Information Technology in Peru
Liberalization and Deregulation
Peru has made significant progress in privatization and liberalization over the past several years. In 1994, a new Telecommunications Law was passed which opened the telecommunications market to competition, but protected the incumbent operator for a period of five years. The government created OSIPTEL, an office which is overseeing the privatization of the previously government-operated telephone systems and monitoring the terms of any agreements. OSIPTEL initially set prices, but has since limited itself to only setting prices for low-cost telephony for the disadvantaged. As a member of regional organizations, Peru also orients its liberalization and deregulation activities toward the goals set by those organziations.
The incumbent operator was Telefónica of Peru, which was formed when Telefónica of Spain purchased a controlling stake in the newly merged ENTEL and CPT, the two government-operated telephone monopolies. The government alleged that the five year period of protection was necessary for the new owner of the telephone monopolies to sufficiently recover their investment and fulfill their obligation to expand rural service before facing competition. While the government was challenged over the necessity of this provision, it was nonetheless introduced.
The government followed through with its commitment to open the telecommunications market to competition after this period of exclusivity. By the beginning of 2000, Peru had 30 authorized long-distance carriers and five fixed-line operators. The main competitors to Telefónica in the long-distance market are BellSouth and FirstCom (which has since been purchased by AT&T and joined with AT&T's other Latin American holdings), which will become full competitors to Telefónica once the interconnection agreements signed in 1999 are fully implemented.

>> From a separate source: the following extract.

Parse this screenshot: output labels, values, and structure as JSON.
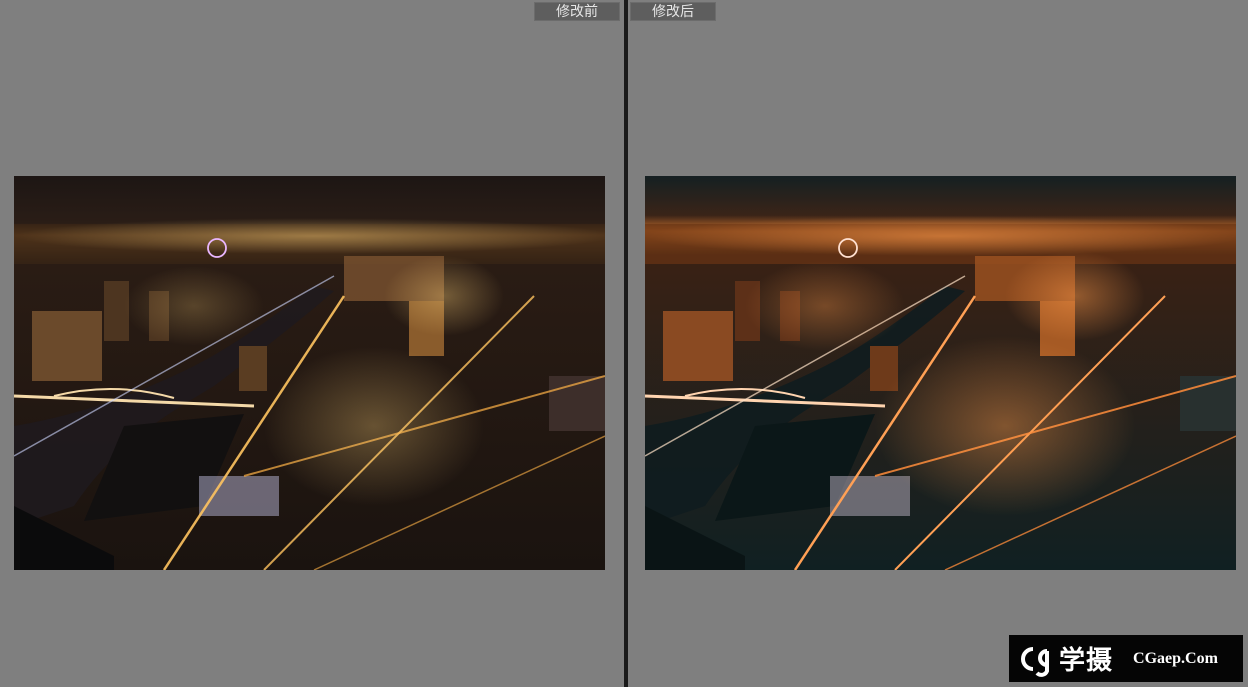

Interconnection agreements between Telefónica and other carriers will provide expanded, competitive rural access to telephony.(16)
The Peruvian government, specifically the Ministry of Communication and OSIPTEL have been active in approving technologies and pricing of interconnection charges to the Telefónica network. The government has removed barriers to foreign direct investment, even by Chile, whose interest in the Peruvian telephone market was strongly opposed by the Peruvian military in the early stages of privatization. The government has also to date refrained from restricting the use of different technologies to deliver telecommunication services. Thus, telephony can be delivered over cable television cables or any other technology that a provider wishes to use.
As a member of CITEL, Peru worked to adhere to the regional goals set out by that organization. In its 1996 Plan of Action for the Americas, CITEL endorsed regulatory reform objectives based on those developed at the 1994 Summit of the Americas. Those objectives were:
Andean Community Commitments
As a member of the Andean Community (a subregional organization made up of Peru, Ecuador, Bolivia, Venezuela and several regional institutions), Peru has taken steps with its fellow members to deregulate all telecommunication services, with the exception of sound radio and television broadcasting by January 1, 2002 as part of the effort to create a free trade area.
The Community set up an Action Program for its 2000-2001 telecommunications activities, which include:
Peru's pro-competition stance extends to its import regulations. Peru requires import licenses for foreign businesses, but these are granted in a matter of days. There are no significant customs barriers which protect domestic businesses, nor is there any discriminatory tax regime of note.(19) Thus, Peru's IT markets are essentially wide open to both domestic and international businesses.